This publication highlights how the uncertainty related with disaster risk and climate change marginalizes at-risk communities by posing a serious threat to their overall development outcomes. Not only does this uncertainty manifest itself in different ways, it is also perceived by different people differently. For instance, there is a big gap in the way scientists and climate experts and at-risk communities perceive this uncertainty. While experts rely on quantitative models and projections, they are far removed from the lived experiences of at-risk communities who bear a disproportionate burden of the adverse impacts of this climate uncertainty.

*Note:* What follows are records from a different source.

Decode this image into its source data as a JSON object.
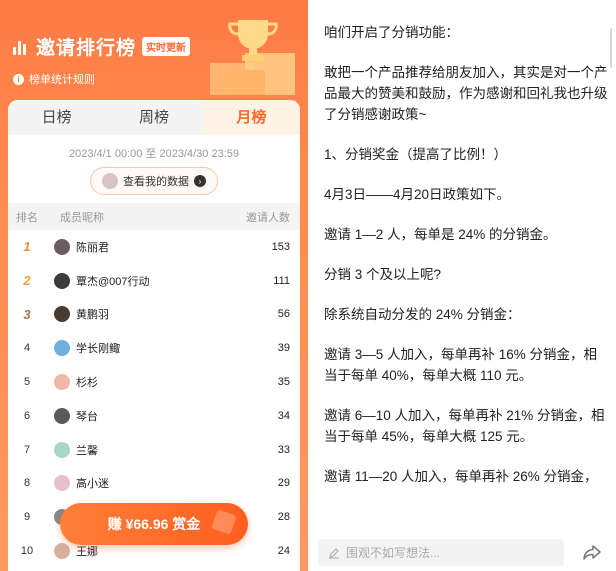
{
  "leaderboard": {
    "title": "邀请排行榜",
    "badge": "实时更新",
    "rules_link": "榜单统计规则",
    "tabs": [
      "日榜",
      "周榜",
      "月榜"
    ],
    "active_tab": "月榜",
    "date_range": "2023/4/1 00:00 至 2023/4/30 23:59",
    "view_my_data": "查看我的数据",
    "columns": {
      "rank": "排名",
      "name": "成员昵称",
      "count": "邀请人数"
    },
    "rows": [
      {
        "rank": "1",
        "name": "陈丽君",
        "count": "153",
        "avatar_color": "#6b5b63"
      },
      {
        "rank": "2",
        "name": "覃杰@007行动",
        "count": "111",
        "avatar_color": "#3b3b3b"
      },
      {
        "rank": "3",
        "name": "黄鹏羽",
        "count": "56",
        "avatar_color": "#4a3a30"
      },
      {
        "rank": "4",
        "name": "学长刚鲰",
        "count": "39",
        "avatar_color": "#6fb0e0"
      },
      {
        "rank": "5",
        "name": "杉杉",
        "count": "35",
        "avatar_color": "#f0b8a8"
      },
      {
        "rank": "6",
        "name": "琴台",
        "count": "34",
        "avatar_color": "#555a60"
      },
      {
        "rank": "7",
        "name": "兰馨",
        "count": "33",
        "avatar_color": "#a9d6c8"
      },
      {
        "rank": "8",
        "name": "高小迷",
        "count": "29",
        "avatar_color": "#e8c0c8"
      },
      {
        "rank": "9",
        "name": "",
        "count": "28",
        "avatar_color": "#888888"
      },
      {
        "rank": "10",
        "name": "王娜",
        "count": "24",
        "avatar_color": "#d8b0a0"
      }
    ],
    "earn_button": "赚 ¥66.96 赏金"
  },
  "article": {
    "paragraphs": [
      "咱们开启了分销功能：",
      "敢把一个产品推荐给朋友加入，其实是对一个产品最大的赞美和鼓励，作为感谢和回礼我也升级了分销感谢政策~",
      "1、分销奖金（提高了比例！）",
      "4月3日——4月20日政策如下。",
      "邀请 1—2 人，每单是 24% 的分销金。",
      "分销 3 个及以上呢?",
      "除系统自动分发的 24% 分销金：",
      "邀请 3—5 人加入，每单再补 16% 分销金，相当于每单 40%，每单大概 110 元。",
      "邀请 6—10 人加入，每单再补 21% 分销金，相当于每单 45%，每单大概 125 元。",
      "邀请 11—20 人加入，每单再补 26% 分销金，"
    ],
    "comment_placeholder": "围观不如写想法..."
  },
  "colors": {
    "accent": "#ff6a2a",
    "panel_bg": "#ff8a4f"
  },
  "icons": {
    "info": "info-icon",
    "pencil": "pencil-icon",
    "share": "share-icon",
    "trophy": "trophy-illustration"
  }
}
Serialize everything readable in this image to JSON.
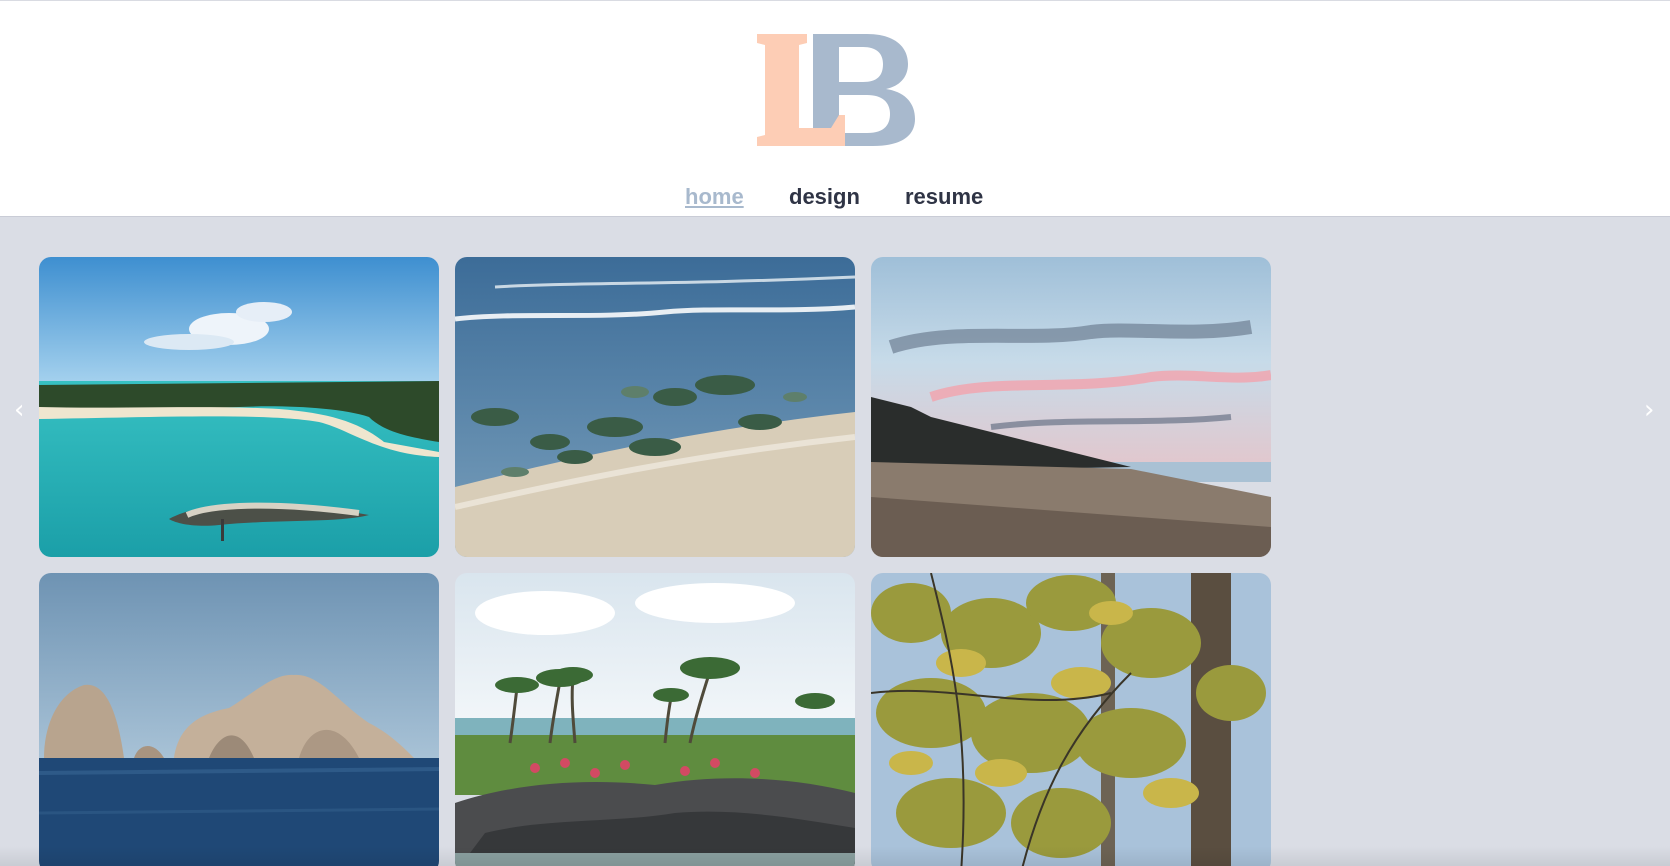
{
  "brand": {
    "logo_letters": "LB",
    "colors": {
      "L": "#fdcdb5",
      "B": "#a8b9cd"
    }
  },
  "nav": {
    "items": [
      {
        "label": "home",
        "active": true
      },
      {
        "label": "design",
        "active": false
      },
      {
        "label": "resume",
        "active": false
      }
    ],
    "active_color": "#a8b9cd",
    "color": "#2f3445"
  },
  "gallery": {
    "background": "#dadde5",
    "prev_arrow": "‹",
    "next_arrow": "›",
    "photos": [
      {
        "subject": "tropical-island-lagoon"
      },
      {
        "subject": "rocky-beach-shoreline"
      },
      {
        "subject": "sunset-sandy-beach"
      },
      {
        "subject": "sea-rock-formations"
      },
      {
        "subject": "palm-trees-garden-coast"
      },
      {
        "subject": "autumn-tree-leaves"
      }
    ]
  }
}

This issue's contents includes: (i) Interplay of disaster risk, climate change, and uncertainty; (ii) Migration — a last resort or an adaptation measure: a case study from Sri Lanka; (iii) Shifting from climate change to catalyzing community change — a view; (iv) Uncertainty and Sundarbans communities: a view from Bangladesh; (v) Anthropology of uncertainty among the 'tribes' in India: a view; (vi) Communicating climate change and mobilising action: the role of faith traditions and human rights; (vii) Erosion and displacement — the uncertainty in Indian Sundarban Delta (ISD); (viii) It is possible, it is right, it is the future: just transition to a green economy; and (ix) Disaster preparedness: a dhift in paradigm.